A related feature, Air View, lets you see a pop-up preview the contents of an email, photo or video by hovering your finger over it.
Another rumoured feature, Smart Pause, was also confirmed. If the S 4 senses you've looked away from a video, it will freeze the clip until you look back.
So was Smart Scroll, which allows you to scroll the S 4's web browser or emails up and down without touching the screen. It recognises your face looking at the screen and movement of your wrist and then scrolls the pages up or down accordingly, Samsung says.
On a more meat-and-potatoes level there's S Optical Reader, which Samsung says can recongnise text, a business card or QR code information, and providing useful functions such as translation, call, text message and search.
Mention of Google's Android was almost wholely absent. Ditto mention of Google's Play. The S 4 spruces up the basic Android home screen (4.2.2, aka Jelly Bean) with a transparent overlay.
Media sharing options also get a boost - at least as long as you're with others in the S 4 clan. Music can be shared among eight S 4 owners, no wi-fi required. Games and photos can also be shared.
Business buyers also get Knox, Samsung's new software that can be used to encrypt data and remotely control a phone's security settings - think a BlackBerry-level of control, but without the need for BlackBerry servers.
Other sharing features include the ability to display photos on your S 4 in 1080p on your TV, and watch television content on your S 4 courtesy of Samsung's WatchOn software (I'm still waiting for confirmation if it'll be compatible with Sky and Freeview. UPDATE: Samsung is not sure at this point if this feature will be available in NZ).
The S 4 makes it easier to upload photos to Facebook (one suspects Android maker Google would prefer its Plus service to be emphasised) and, more uniquely, you'll be able to order hardcover books of your photos (pricing of $US10 to $US30 was quoted at the event; Samsung is not sure yet if this service will be available in NZ).

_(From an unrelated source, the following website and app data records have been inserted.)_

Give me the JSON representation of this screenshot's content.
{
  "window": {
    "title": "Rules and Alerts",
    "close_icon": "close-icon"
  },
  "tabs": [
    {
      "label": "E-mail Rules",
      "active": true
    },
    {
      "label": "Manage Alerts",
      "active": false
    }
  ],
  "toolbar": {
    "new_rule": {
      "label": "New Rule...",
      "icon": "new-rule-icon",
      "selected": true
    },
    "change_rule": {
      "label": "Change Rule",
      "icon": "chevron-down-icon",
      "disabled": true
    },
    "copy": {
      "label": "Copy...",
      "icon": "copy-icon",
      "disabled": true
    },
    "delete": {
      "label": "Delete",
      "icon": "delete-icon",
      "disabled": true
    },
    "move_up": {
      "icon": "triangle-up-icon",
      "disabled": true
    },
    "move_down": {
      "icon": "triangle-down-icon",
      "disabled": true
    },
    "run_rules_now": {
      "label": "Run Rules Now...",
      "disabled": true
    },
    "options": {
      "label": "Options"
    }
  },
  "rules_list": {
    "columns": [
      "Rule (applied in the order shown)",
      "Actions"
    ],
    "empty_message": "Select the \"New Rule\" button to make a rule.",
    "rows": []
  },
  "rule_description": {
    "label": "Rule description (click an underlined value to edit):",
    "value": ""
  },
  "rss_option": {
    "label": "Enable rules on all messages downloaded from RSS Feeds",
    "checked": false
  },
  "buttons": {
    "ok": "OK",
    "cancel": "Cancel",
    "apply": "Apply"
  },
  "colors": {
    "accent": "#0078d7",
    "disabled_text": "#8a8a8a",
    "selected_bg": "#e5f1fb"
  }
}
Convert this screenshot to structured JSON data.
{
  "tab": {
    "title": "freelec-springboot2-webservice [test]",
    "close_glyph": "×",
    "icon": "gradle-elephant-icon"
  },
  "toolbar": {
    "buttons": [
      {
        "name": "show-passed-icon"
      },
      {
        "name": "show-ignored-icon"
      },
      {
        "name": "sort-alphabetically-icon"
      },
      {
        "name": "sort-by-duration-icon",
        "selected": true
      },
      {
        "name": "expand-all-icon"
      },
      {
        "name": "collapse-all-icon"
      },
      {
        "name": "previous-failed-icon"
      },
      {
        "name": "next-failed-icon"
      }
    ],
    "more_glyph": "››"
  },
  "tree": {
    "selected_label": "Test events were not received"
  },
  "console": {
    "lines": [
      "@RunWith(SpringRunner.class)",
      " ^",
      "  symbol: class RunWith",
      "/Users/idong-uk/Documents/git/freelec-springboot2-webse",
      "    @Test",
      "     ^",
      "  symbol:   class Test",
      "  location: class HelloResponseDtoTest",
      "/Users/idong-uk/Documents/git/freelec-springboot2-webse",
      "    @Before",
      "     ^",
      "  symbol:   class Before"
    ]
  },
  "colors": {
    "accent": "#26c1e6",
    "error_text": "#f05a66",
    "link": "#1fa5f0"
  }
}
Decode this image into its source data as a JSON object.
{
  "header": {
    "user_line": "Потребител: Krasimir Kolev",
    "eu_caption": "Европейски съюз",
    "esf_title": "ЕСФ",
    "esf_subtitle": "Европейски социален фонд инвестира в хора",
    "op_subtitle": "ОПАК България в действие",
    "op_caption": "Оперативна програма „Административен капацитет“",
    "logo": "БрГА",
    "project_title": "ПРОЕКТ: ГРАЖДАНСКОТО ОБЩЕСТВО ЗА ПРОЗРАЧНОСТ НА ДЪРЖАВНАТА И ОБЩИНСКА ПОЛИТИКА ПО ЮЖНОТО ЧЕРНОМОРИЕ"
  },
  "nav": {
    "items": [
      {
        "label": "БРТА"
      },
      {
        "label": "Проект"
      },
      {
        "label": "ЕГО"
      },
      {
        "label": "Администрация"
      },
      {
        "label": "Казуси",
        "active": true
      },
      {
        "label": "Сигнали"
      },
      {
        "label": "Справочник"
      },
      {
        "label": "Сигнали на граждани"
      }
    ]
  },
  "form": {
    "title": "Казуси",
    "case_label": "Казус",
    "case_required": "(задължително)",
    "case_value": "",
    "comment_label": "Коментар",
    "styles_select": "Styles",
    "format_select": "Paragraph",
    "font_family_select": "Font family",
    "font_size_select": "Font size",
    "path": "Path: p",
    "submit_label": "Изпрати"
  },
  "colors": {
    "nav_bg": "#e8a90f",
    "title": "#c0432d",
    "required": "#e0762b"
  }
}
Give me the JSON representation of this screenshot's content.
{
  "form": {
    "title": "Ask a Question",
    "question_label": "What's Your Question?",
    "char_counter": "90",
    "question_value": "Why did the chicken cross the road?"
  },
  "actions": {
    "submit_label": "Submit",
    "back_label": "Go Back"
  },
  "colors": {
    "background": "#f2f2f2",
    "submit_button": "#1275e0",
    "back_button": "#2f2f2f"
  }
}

The short story: the S 4 is the phone you can control with a glance of your eyes or a hover of your finger. In demo at least, it looked pretty nifty. Now we wait for the handset to be available for hands on review ...
Earlier: Samsung is unveiling it Galaxy S 4 smartphone today - but can the company live up to the hype.
The Galaxy S III was released in May 2012. Samsung sold 30 million by the end of the year, making it easily the biggest selling Android. Some analysts say it outsold the iPhone 5 (it can't be said definitively as Apple does not break out iPhone sales by model; in its December quarter Apple sold a record 48 million iPhones total, against 63 million for Samsung across all its smartphone models. Looking at the big picture, IDC says iPhone represented 19% of global smartphone shipments in 2012, compared with about 70% for all Android phones).
Unpacking streamed live
For Galaxy completiists, the New York unpacking (which starts 12pm NZ) time will be live streamed to Samsung Mobile's YouTube channel.
NBR will likely be attending a midday Auckland event, so I'll post any local carrier, pricing or timing details that emerge from that - so check back later today.
Meanwhile in a rare interview published in the Wall Street Journal today, Apple market boss Phil Schiller takes a swing at Android phones in general.
"Android is often given as a free replacement for a feature phone and the experience isn't as good as an iPhone," he says.
We can't say that never would have happened in Steve Jobs' day, as the Apple co-founder was forever taking schoolboy swipes at Android.
Still, bad form. Focus on improviing your own product.